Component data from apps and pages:
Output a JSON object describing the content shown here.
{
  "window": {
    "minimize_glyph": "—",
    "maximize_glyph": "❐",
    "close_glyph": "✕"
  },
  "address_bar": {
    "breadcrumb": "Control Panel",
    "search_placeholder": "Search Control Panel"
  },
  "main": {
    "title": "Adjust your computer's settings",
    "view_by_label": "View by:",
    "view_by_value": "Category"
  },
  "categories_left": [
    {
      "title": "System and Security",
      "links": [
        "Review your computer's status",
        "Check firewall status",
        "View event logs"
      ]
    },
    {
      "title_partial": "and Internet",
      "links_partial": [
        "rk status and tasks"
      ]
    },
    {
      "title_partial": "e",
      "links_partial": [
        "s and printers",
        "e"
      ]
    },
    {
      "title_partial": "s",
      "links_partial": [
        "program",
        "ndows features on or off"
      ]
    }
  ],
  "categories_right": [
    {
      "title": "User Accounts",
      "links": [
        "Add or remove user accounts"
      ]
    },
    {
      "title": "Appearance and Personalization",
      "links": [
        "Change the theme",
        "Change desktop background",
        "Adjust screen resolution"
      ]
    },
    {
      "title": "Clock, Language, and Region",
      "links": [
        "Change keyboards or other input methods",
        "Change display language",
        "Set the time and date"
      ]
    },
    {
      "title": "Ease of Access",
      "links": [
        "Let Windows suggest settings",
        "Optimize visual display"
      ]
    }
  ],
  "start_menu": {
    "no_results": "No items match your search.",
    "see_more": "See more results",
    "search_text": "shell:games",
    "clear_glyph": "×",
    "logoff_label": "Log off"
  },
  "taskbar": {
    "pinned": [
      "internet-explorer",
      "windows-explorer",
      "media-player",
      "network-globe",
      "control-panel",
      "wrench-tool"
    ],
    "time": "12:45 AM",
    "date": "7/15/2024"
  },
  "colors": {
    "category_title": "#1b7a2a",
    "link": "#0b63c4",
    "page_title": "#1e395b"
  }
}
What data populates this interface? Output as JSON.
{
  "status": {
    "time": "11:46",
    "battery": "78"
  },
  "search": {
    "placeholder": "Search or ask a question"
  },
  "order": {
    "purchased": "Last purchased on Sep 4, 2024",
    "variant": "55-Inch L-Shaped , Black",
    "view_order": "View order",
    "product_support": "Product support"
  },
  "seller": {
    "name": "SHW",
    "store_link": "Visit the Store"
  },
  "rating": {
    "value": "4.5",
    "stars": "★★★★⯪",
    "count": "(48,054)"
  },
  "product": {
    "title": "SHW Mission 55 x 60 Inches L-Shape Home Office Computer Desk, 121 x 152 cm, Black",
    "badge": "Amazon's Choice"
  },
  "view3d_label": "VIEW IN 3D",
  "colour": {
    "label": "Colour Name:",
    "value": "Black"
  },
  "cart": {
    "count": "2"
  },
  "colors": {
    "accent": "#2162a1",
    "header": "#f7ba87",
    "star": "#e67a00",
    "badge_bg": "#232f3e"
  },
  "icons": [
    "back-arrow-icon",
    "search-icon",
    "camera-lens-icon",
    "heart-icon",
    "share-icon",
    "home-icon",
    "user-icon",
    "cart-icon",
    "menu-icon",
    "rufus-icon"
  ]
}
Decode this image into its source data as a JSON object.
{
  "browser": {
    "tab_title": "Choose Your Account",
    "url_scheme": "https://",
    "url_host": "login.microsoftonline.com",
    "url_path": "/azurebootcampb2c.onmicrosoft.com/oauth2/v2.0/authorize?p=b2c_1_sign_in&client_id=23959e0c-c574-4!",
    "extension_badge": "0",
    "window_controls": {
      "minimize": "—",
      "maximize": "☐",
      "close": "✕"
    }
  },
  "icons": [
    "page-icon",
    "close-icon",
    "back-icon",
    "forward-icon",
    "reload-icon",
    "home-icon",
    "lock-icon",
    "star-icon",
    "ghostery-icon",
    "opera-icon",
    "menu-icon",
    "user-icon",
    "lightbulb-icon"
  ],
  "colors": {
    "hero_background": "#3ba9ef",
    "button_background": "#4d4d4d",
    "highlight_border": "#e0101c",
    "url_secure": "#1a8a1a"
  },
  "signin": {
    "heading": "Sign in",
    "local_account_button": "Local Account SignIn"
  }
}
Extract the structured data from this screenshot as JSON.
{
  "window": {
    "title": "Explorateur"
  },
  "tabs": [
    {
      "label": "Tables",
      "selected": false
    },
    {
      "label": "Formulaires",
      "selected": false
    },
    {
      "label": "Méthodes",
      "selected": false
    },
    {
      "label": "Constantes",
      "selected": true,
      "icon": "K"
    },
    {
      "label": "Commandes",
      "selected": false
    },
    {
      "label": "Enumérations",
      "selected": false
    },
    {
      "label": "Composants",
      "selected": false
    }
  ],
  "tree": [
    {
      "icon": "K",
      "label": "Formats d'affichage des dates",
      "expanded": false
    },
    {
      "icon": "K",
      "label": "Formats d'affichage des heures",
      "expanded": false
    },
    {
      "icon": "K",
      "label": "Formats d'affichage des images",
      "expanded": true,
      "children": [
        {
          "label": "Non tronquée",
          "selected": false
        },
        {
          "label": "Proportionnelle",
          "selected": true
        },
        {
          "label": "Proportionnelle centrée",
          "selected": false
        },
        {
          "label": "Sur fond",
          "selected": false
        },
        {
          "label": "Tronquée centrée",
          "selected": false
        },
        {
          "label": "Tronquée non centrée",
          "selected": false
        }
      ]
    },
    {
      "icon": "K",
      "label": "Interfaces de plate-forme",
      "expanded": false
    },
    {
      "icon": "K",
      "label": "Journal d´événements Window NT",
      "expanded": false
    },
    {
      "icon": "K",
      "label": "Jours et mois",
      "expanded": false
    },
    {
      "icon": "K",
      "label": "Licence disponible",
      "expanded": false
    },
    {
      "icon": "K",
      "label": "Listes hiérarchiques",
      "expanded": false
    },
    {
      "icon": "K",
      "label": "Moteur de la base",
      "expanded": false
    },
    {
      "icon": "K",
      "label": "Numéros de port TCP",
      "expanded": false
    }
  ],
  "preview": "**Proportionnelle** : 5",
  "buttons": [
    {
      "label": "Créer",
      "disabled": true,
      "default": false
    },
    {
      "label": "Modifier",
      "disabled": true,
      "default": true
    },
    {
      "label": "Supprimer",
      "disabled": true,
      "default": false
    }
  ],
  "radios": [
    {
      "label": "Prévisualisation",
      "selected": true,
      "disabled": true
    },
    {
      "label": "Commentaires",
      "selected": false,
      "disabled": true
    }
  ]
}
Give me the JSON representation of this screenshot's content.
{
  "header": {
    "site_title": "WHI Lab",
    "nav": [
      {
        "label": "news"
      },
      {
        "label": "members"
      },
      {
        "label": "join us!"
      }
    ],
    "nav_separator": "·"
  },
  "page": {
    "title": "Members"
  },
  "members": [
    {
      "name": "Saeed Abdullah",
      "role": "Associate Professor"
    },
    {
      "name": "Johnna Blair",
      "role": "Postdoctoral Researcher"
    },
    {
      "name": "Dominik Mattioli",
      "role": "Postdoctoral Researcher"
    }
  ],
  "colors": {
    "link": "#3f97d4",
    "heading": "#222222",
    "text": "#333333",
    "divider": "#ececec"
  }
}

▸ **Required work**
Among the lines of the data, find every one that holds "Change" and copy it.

▸ **Written answer**
        "Change the theme",
        "Change desktop background",
        "Change keyboards or other input methods",
        "Change display language",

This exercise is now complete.